The first photographic or heliographic procedure was invented by Niépce around 1824. The images were obtained with Judean bitumen, spread on a silver plate, after an exposure time of several days.

In 1829, Niépce associates Louis Jacques Mandé Daguerre in his research.
In 1832, they developed, from the residue of the distillation of lavender essence, a second procedure that produces images with an exposure time of a whole day.

Niépce died in 1833. Daguerre continues to work alone and invents, in 1838, the daguerreotype, the first method comprising a developing step. A silver plate coated with a thin layer of silver iodide was exposed in the camera obscura and then subjected to the action of mercury vapors that caused the appearance of the invisible latent image, formed in the course of exposure to light.

This development consisted of a large amplification of the light effect, so that the exposure time did not exceed 30 minutes.
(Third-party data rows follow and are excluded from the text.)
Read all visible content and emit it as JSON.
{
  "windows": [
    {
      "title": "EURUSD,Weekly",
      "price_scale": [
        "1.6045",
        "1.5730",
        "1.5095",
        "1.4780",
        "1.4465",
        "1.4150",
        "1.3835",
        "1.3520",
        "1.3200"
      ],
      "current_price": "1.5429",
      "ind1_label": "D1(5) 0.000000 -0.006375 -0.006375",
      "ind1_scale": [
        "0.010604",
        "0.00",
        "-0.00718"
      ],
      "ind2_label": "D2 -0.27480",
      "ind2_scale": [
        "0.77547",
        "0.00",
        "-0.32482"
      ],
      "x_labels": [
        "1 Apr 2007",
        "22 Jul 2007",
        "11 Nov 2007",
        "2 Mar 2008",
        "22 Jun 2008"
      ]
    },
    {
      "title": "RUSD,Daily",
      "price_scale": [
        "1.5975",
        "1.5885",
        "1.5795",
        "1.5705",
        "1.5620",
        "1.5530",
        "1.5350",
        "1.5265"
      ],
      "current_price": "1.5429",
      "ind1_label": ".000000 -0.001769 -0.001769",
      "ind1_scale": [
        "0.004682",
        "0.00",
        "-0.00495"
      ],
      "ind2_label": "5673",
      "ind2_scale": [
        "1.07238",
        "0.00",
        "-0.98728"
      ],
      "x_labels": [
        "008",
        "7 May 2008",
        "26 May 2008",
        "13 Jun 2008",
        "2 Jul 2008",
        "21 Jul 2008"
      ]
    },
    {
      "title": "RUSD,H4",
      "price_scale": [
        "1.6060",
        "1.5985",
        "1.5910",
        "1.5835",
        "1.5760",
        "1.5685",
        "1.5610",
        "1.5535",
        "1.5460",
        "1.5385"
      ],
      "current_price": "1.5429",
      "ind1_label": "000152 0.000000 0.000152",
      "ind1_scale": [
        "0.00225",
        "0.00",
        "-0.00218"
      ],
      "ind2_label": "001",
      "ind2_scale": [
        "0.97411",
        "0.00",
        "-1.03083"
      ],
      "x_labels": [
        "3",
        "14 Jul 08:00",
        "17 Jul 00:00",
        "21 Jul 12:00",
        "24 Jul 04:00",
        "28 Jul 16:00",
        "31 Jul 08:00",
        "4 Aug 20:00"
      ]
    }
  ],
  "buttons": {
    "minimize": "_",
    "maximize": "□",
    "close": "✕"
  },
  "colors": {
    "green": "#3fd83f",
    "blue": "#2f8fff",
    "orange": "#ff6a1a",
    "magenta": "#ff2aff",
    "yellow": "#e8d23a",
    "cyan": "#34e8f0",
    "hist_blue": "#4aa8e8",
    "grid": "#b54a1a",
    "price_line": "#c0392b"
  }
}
The fixate was obtained by immersion in water, saturated with sea salts.

Attached to appreciate the first photograph in the world.